Dawn Gorman believes poetry should be everywhere - puts it on beermats,
uses it to
work with people with memory loss, facilitates writing workshops, organises poetry
events and runs international poetry competitions. She is widely published, and has
performed in New York, Paris, London - and lots of smaller places in between.
“Poetry isn't a profession, it's a way of life. It's an empty basket;
you put your life into it and make something out of that.” Mary Oliver
Guest Poet: Julia Deakin
Julia Deakin was born in Nuneaton and worked her way north to Yorkshire via Shropshire, the Potteries and Manchester. A compelling reader, she has won numerous prizes and featured twice on Poetry Please. Her collections are praised by leading UK poets. 'Crafted, tender poems, written with passion and purpose,' said Simon Armitage of her first; her latest, Sleepless (Valley Press 2018) is commended by Gillian Clarke. When not writing, or editing Pennine Platform, Julia enjoys walking and ice skating.
Guest Poet: Jackie Wills
Jackie Wills has spent her working life as a journalist, editor and teacher.
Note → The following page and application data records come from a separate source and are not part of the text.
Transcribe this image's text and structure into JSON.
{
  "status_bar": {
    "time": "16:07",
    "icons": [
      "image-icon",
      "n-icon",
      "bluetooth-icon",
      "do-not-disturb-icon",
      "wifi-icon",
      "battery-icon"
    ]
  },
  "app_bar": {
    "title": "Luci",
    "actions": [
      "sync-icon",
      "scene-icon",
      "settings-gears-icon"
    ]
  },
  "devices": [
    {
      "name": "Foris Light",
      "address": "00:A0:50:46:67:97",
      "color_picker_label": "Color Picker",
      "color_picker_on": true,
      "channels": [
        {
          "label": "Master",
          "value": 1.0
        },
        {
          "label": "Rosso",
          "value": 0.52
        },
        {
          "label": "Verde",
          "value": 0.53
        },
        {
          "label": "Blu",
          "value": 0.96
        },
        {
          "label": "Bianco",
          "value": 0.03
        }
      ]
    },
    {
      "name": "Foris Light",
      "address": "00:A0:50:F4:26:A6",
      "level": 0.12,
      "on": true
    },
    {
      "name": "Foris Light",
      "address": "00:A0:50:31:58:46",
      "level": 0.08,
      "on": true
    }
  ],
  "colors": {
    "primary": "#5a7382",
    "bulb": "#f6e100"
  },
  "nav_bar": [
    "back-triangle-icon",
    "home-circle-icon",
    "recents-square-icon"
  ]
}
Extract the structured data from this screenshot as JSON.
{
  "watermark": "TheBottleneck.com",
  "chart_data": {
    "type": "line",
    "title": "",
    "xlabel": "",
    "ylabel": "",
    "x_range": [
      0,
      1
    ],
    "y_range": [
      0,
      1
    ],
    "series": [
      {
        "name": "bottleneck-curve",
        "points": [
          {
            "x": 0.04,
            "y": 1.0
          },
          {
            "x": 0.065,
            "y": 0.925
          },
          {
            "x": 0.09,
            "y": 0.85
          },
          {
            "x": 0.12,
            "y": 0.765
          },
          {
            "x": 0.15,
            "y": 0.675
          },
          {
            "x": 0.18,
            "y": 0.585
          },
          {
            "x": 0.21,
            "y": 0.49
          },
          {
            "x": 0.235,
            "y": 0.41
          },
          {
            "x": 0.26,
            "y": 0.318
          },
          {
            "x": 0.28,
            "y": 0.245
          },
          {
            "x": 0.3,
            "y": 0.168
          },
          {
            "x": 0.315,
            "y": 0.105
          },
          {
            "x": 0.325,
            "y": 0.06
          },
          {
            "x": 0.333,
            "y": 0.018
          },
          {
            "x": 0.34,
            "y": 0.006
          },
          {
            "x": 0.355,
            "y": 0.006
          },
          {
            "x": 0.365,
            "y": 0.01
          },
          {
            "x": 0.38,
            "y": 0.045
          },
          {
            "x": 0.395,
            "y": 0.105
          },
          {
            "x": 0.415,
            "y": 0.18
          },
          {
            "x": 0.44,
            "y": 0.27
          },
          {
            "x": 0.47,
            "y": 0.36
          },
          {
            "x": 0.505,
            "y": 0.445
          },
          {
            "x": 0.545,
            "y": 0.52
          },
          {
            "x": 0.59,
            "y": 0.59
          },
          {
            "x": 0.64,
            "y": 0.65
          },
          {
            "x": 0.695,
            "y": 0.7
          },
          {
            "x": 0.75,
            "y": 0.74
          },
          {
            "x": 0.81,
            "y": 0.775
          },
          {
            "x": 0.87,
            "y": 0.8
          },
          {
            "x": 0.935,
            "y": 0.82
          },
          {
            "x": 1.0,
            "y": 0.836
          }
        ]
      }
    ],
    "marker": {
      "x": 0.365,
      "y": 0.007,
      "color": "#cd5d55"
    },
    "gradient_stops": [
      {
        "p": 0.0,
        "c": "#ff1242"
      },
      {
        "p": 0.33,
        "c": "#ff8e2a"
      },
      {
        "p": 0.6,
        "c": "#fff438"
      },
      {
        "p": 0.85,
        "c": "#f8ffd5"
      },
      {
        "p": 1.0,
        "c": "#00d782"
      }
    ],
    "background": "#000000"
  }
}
She's a lifetime member of the National Union of Journalists, former Royal Literary Fund Fellow at the universities of Surrey and Sussex and a Lector, leading reading groups in Brighton and in hospital for young people with mental health problems. Wills' work as a tutor includes projects for multinational corporations, orchestras, museums, a children's secure unit, refugees, homeless people, older people and substance misusers. She has collaborated with many artists and long-term with Jane Sybilla Fordham and Fabrica Gallery in Brighton. She's organised poetry events and fundraisers, has had an allotment for more than 20 years and in 2019 worked with the Garden Museum and RHS at Wisley. Wills has published short stories, a handbook on how to run writing workshops and has been blogging since 2005. Her most recent collection of poems is A Friable Earth (Arc, 2019).
Photo: Giya Makondo-Wills